A totally uneducated guess (and your guess is better than mine) for those examples you raised:
1. Seems the most likely to be addressed in the programming (not sure in which direction) if the age information is easily accessible from the Form 1040. (I should know whether it is but I’m drawing a blank at the moment.)
2. Assuming they do a complete crunch of all the tax returns and cross-check before deciding the advance refund amounts – which itself is a herculean task – they can resolve that. But it becomes a legal issue in addition to a programming issue, and either way they decide it will be subject to second-guessing. What would be the logical basis for deciding one way or another? I’m not sure there is one – it would have to be a fairly arbitrary choice. They might even duck the question and give the credit to both; it will be – relatively speaking – a small subset of qualifying children, and overpaying might insulate them from a lot of criticism based on sympathetic taxpayers. Then they will have more time to decide what to do when the 2020 tax return rolls around.
3. Depends on the resolution of #1? I suspect that if this is an issue, they will take their time to decide what to do when the 2020 tax return rolls around. This isn’t a decision that needs to be made this month.
And, one final thought. We may not get “guidance” in the normal sense. They’re making the decisions about the advance refunds – indeed, they already have. We don’t need to know in order to apply for an advance refund in the normal sense of “apply.” And I’m not sure they envision a mechanism for taxpayers to challenge the amount of their advance refunds. In which case, we don’t need guidance in the normal sense for the challenge process. All they do in the short term may be to tell us “if you can’t figure out how we arrived at the amount of the advance refund you received, here is our decision tree; but you can’t challenge it now. We’ll provide more guidance in the next several months and by then it may have changed.”
Francine responded to Bob with the following brief message:

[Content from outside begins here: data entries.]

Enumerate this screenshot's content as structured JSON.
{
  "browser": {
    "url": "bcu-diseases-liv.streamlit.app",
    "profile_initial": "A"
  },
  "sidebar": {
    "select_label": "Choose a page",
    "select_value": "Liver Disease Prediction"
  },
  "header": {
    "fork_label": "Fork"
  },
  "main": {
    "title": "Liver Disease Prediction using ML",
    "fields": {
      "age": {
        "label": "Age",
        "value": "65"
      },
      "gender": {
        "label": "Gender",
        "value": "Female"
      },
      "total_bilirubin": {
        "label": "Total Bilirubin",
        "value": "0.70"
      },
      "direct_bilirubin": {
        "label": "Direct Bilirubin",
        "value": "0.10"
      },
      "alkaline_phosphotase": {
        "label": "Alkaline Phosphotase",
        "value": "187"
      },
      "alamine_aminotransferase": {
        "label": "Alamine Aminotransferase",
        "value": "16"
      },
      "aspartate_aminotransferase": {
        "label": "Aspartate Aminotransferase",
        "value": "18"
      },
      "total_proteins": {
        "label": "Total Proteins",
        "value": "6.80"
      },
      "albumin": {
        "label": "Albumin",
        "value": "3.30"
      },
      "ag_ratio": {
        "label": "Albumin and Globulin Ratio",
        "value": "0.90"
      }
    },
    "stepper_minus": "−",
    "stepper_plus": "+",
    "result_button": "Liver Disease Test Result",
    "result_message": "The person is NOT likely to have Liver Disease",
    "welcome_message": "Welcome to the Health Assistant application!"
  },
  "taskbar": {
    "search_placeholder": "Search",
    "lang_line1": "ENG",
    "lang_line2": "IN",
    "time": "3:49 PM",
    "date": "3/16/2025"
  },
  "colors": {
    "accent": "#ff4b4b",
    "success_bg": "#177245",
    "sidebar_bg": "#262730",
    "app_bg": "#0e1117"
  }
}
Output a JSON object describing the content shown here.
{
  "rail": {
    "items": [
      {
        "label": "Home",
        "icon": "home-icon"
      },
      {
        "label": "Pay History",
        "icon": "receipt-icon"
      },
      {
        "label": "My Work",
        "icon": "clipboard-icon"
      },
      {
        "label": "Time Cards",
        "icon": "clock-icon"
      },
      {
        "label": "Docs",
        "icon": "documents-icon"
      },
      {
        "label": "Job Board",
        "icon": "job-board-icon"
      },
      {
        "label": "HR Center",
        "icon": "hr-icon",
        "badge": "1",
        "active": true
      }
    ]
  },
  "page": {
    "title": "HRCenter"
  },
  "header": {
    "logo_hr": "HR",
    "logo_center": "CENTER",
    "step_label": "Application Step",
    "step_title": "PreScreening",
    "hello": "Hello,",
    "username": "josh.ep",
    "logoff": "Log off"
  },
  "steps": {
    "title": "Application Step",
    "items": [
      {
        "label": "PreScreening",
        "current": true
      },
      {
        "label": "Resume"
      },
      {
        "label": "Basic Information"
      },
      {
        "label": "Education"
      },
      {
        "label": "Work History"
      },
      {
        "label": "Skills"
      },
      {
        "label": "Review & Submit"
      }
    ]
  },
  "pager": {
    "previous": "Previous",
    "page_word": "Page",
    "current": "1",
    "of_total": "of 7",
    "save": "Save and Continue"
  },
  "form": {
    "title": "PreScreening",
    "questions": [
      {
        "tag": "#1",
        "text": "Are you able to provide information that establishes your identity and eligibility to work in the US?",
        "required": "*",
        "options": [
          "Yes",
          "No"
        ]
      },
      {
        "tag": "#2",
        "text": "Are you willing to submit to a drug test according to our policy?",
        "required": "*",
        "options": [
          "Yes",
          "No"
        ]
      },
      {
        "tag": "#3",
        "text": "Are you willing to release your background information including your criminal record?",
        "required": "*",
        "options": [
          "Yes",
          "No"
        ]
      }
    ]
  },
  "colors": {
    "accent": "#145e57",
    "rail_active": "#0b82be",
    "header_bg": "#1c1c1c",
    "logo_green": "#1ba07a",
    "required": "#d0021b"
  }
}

I agree 100% about [the] lack of forthcoming traditional “guidance.” Perfect is the enemy of the good here and the theory of second or even third, fourth best certainly applies now with a global pandemic and a corresponding economic free fall.
Thanks Bob and Francine for giving all of us issues to think about as we navigate how to guide clients in the absence of guidance from the IRS and thanks to everyone engaging in these types of discussions that may eventually impact decisions. Thanks to the IRS employees working hard to implement legislation passed in the middle of the filing season and in the midst of extremely trying circumstances. Do the best you can under a situation never faced before.